◆ TASK ITEM
Take every line of the material and reproduce it exactly.

◆ RECORDS TO USE
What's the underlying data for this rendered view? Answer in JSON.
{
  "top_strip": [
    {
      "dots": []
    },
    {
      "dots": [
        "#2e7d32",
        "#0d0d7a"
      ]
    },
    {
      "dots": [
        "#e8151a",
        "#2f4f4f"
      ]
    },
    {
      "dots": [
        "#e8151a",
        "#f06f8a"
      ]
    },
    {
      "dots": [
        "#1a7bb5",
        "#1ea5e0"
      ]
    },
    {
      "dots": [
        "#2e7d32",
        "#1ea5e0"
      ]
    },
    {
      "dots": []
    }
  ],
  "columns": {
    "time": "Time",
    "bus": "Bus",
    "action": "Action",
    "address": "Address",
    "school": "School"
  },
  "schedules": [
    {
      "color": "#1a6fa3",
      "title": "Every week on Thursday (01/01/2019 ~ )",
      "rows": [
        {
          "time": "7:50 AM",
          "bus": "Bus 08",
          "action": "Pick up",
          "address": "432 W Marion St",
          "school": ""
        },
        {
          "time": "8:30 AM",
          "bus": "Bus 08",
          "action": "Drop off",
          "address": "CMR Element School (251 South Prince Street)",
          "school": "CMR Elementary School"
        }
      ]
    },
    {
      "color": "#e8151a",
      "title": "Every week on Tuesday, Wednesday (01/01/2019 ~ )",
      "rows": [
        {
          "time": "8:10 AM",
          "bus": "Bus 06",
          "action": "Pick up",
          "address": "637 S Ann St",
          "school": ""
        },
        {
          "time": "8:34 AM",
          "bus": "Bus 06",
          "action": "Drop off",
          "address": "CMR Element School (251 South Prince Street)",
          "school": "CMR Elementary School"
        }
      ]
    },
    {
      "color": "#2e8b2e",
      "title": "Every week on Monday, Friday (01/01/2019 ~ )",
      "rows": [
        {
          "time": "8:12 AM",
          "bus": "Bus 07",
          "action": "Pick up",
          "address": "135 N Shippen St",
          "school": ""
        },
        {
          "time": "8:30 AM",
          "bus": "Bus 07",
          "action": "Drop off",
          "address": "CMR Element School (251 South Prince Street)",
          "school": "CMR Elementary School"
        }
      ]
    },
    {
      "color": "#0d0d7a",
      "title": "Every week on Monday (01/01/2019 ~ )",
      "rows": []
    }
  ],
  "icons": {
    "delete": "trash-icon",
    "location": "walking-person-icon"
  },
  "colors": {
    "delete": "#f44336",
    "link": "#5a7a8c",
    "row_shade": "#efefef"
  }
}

◆ EXERCISE OUTPUT
What's the underlying data for this rendered view? Answer in JSON.
{
  "top_strip": [
    {
      "dots": []
    },
    {
      "dots": [
        "#2e7d32",
        "#0d0d7a"
      ]
    },
    {
      "dots": [
        "#e8151a",
        "#2f4f4f"
      ]
    },
    {
      "dots": [
        "#e8151a",
        "#f06f8a"
      ]
    },
    {
      "dots": [
        "#1a7bb5",
        "#1ea5e0"
      ]
    },
    {
      "dots": [
        "#2e7d32",
        "#1ea5e0"
      ]
    },
    {
      "dots": []
    }
  ],
  "columns": {
    "time": "Time",
    "bus": "Bus",
    "action": "Action",
    "address": "Address",
    "school": "School"
  },
  "schedules": [
    {
      "color": "#1a6fa3",
      "title": "Every week on Thursday (01/01/2019 ~ )",
      "rows": [
        {
          "time": "7:50 AM",
          "bus": "Bus 08",
          "action": "Pick up",
          "address": "432 W Marion St",
          "school": ""
        },
        {
          "time": "8:30 AM",
          "bus": "Bus 08",
          "action": "Drop off",
          "address": "CMR Element School (251 South Prince Street)",
          "school": "CMR Elementary School"
        }
      ]
    },
    {
      "color": "#e8151a",
      "title": "Every week on Tuesday, Wednesday (01/01/2019 ~ )",
      "rows": [
        {
          "time": "8:10 AM",
          "bus": "Bus 06",
          "action": "Pick up",
          "address": "637 S Ann St",
          "school": ""
        },
        {
          "time": "8:34 AM",
          "bus": "Bus 06",
          "action": "Drop off",
          "address": "CMR Element School (251 South Prince Street)",
          "school": "CMR Elementary School"
        }
      ]
    },
    {
      "color": "#2e8b2e",
      "title": "Every week on Monday, Friday (01/01/2019 ~ )",
      "rows": [
        {
          "time": "8:12 AM",
          "bus": "Bus 07",
          "action": "Pick up",
          "address": "135 N Shippen St",
          "school": ""
        },
        {
          "time": "8:30 AM",
          "bus": "Bus 07",
          "action": "Drop off",
          "address": "CMR Element School (251 South Prince Street)",
          "school": "CMR Elementary School"
        }
      ]
    },
    {
      "color": "#0d0d7a",
      "title": "Every week on Monday (01/01/2019 ~ )",
      "rows": []
    }
  ],
  "icons": {
    "delete": "trash-icon",
    "location": "walking-person-icon"
  },
  "colors": {
    "delete": "#f44336",
    "link": "#5a7a8c",
    "row_shade": "#efefef"
  }
}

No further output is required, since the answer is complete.